According to legend, the Holy Roman Emperor Frederick II, who was intelligent (spoke six languages) and influential, also purportedly used cold-blooded methods to further his "scientific" inquiries. According to the Wikipedia entry:
[Frederick] was also alleged to have carried out a number of experiments on people. These experiments were recorded by the monk Salimbene di Adam (who despised Frederick) in his Chronicles. Amongst the experiments included shutting a prisoner up in a cask to see if the soul could be observed escaping though a hole in the cask when the prisoner died; feeding two prisoners, sending one out to hunt and the other to bed and then have them disemboweled to see which had digested their meal better; imprisoning children without any contact to see if they would develop a natural language.
I've read this elsewhere long ago, and as there isn't too much information about Frederick, I'm wondering if anyone can point to a definitive source. Certainly Salimbene di Adam might have had an axe to grind, but the consistency of the accounts makes them seem believable and, given the character of Frederick (his belief in reason, his winning of Jerusalem by treaty rather than by war), which points to an unconventional mind that was unhobbled by conventional restraints.

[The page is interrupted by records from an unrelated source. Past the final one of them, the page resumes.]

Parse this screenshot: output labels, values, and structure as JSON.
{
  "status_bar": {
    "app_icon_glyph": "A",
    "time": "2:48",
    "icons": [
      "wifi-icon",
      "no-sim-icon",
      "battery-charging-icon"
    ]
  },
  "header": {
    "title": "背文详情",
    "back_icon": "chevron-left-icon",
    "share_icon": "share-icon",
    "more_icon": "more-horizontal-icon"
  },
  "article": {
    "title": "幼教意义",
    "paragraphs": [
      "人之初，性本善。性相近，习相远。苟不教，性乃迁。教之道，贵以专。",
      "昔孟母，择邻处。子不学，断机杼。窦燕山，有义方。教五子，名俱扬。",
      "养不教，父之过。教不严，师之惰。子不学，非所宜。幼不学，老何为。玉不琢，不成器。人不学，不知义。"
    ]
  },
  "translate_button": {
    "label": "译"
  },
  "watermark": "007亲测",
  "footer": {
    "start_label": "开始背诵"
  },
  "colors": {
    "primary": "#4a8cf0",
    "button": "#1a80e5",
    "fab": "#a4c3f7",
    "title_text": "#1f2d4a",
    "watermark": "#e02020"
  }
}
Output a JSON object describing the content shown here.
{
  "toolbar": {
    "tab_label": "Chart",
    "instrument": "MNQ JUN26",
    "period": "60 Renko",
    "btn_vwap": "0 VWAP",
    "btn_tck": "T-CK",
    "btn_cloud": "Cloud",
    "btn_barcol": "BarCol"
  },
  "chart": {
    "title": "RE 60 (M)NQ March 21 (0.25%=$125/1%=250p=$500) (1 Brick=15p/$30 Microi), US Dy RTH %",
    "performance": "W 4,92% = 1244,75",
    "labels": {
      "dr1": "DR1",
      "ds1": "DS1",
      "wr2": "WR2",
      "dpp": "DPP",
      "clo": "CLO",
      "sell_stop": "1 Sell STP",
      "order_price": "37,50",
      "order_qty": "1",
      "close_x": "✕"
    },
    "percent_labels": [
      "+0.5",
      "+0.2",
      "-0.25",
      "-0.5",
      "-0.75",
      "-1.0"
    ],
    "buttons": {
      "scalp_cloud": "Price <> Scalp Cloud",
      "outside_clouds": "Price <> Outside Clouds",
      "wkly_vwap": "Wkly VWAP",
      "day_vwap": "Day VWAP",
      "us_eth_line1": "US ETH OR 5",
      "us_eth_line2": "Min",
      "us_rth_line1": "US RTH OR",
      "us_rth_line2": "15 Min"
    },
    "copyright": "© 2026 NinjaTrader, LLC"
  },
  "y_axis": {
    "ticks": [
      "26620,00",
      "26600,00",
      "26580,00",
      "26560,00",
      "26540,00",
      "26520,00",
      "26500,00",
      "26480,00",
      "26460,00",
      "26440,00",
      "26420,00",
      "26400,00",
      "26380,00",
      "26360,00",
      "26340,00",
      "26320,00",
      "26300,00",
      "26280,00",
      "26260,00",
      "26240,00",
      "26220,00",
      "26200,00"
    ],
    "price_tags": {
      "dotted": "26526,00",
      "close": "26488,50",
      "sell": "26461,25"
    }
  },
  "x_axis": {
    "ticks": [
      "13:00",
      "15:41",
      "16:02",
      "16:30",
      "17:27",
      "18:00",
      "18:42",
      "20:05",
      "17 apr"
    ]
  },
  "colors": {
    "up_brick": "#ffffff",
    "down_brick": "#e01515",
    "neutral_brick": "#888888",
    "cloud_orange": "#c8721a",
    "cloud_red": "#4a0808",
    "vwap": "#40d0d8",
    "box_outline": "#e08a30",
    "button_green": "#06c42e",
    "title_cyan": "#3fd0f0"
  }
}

Can anyone clarify this issue? Was Frederick a real monster or someone who had been given the 13th century version of a swift-boating by the Church he defied?